  3. @Jackie. In the real world you shouldn’t get distracted by the difference between category A and B on a boat like Hanse. If you are doing high latitude sailing then you won’t be considering a Hanse. I owned a 385 which was category A but subsequently downgraded to B when the calculations changed in 2016. The year I got my 385 a couple from Sydney sailed back to Australia from Greifswald in a similar boat. I’d be happy sailing a 348 in Australian waters, maybe even the GAB with the right weather window. I am based in Perth during the (southern) summer months.
    My second Hanse (a 458) is being commissioned now so I have faith in the brand. What won me over was the sailing ability (fun and fast) stability (no rounding up) and possibility of single handed sailing thanks to the self tacker. Other brands are now introducing similar features to Hanse, but I see Hanse as innovators.
    Hanse are also supported by two well regarded dealers, Inspiration in UK and Windcraft in Aus/NZ. Don’t underestimate the importance of the dealer when buying new.

    1. Thanks for your comments Stuart – they are very helpful. What you have said is in line with the opinions that we have formed with our own research. I think the other thing we have noted is that Hanse owners tend to stick with the brand which also speaks for itself.

      1. FWIW, the riggings on the 388 and the 348 are basically the same. The same wire size used for the standing rigging, same size sheets, halyards, winches (likely also blocks and other gear).

        The certification difference is, I think, mostly due to the stability equations (STIX values), and without more data, it’s impossible to know, but the differences might be quite marginal.

  4. Hi Mikael,
    Congratulations on the sale of your boat. What are you thinking of getting next? We solved the stability conundrum – we think that will just get a 388 instead! How much use did you make of the bow thruster on your boat?

    1. Hi Jackie!

      And thank you! The next boat is feverishly being thought about 😀 At the moment, we’re circling around the idea of a new Hanse 458, but we’ll see. Because of the handover schedule for our current boat, we will probably be a bit late to get a new boat for the summer of 2022, but who knows 🙂

      As to your solution: well done!

      Unfortunately, to add to the costs, I have to say that the bow thruster on a 388 is really useful. It’s the first boat I’ve had with one and I wouldn’t want to be without it. Compared to my previous boats, the 388 freeboard is much higher and the resulting windage quite significant (the bow is very eager to start traveling downwind). Also, when single-handing, it gives more options.

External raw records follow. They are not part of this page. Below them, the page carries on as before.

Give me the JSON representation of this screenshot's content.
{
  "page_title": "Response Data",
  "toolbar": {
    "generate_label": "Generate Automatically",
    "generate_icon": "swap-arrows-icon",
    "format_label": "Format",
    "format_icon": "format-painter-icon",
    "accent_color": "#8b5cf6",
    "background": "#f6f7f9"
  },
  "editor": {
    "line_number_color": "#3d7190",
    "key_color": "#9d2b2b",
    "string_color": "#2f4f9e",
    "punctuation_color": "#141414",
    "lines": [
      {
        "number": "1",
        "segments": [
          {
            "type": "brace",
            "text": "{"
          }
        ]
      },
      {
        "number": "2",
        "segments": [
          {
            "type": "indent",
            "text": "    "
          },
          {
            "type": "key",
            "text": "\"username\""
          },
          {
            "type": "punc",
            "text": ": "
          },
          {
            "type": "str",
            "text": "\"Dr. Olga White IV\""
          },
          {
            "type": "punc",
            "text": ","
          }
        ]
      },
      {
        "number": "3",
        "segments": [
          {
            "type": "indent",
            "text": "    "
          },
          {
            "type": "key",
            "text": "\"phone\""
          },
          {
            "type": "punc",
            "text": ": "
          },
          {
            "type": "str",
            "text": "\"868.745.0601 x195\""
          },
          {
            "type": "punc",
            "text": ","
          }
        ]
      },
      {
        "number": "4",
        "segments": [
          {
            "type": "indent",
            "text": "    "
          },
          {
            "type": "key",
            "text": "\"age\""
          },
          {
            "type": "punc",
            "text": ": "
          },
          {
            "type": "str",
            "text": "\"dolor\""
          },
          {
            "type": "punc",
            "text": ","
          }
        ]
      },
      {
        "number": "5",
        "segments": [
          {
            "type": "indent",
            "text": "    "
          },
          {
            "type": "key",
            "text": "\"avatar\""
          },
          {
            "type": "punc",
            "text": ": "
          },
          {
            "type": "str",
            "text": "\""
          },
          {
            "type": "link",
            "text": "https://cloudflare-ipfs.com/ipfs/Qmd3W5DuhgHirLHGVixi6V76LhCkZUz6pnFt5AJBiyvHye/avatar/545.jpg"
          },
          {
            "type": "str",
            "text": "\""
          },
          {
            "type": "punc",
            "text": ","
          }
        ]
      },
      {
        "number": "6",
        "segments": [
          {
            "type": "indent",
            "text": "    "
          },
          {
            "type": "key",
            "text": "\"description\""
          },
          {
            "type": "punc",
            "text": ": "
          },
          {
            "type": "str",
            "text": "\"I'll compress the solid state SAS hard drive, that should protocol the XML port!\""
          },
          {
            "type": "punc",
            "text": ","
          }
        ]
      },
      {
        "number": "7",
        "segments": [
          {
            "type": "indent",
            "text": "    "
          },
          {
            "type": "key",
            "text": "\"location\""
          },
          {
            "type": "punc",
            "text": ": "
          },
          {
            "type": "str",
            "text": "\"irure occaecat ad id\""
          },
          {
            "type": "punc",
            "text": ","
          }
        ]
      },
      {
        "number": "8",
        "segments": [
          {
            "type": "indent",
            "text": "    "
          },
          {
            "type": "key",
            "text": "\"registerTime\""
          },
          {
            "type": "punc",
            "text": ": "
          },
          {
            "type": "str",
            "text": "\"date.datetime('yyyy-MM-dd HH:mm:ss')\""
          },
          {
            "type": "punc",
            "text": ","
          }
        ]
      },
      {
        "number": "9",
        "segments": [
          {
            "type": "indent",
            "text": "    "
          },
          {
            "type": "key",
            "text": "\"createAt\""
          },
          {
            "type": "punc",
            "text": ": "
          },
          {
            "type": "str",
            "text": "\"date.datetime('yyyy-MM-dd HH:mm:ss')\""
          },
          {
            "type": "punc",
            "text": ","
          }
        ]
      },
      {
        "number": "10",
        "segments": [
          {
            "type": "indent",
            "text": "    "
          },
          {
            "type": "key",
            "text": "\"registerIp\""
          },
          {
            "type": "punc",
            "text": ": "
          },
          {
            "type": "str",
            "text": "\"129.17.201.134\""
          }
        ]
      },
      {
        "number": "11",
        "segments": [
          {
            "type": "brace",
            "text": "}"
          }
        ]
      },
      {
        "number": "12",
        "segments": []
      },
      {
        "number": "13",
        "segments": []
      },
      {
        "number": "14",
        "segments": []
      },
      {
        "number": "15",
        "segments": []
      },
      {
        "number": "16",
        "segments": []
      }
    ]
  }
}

      Good luck and please send off more questions if you have them. I’m happy if I can be of any help!

  5. Have you had any issues with the bow thruster? Some people report issues with malfunction and that they are high maintenance especially if used infrequently e.g doesn’t retract, gets stuck, etc. Thanks again, Jackie

    1. Just checking: you left an empty message? Was there a question somewhere that didn’t make the final cut? 🙂

  6. Thanks for checking – it did disappear somehow. Have you been happy with the heating system? We are looking at air conditioning given our climate but are unsure how noisy it will be. Do you know anyone who has had this or any feedback on this from your contacts?

    1. The heating has worked great as well. It has not even once failed to start, and it has kept it warm and cozy inside even with subzero temperatures outside.

      I’m sorry to say that I don’t know of anyone with an AC system on a Hanse 388 (or any Hanse for that matter). Looking at the safety manual, I see it is installed in the bow cabin, on the port side, so it’s right next to where we would be sleeping. Maybe Stuart knows of someone with the AC option?

Leave a comment

Your email address will not be published. Required fields are marked *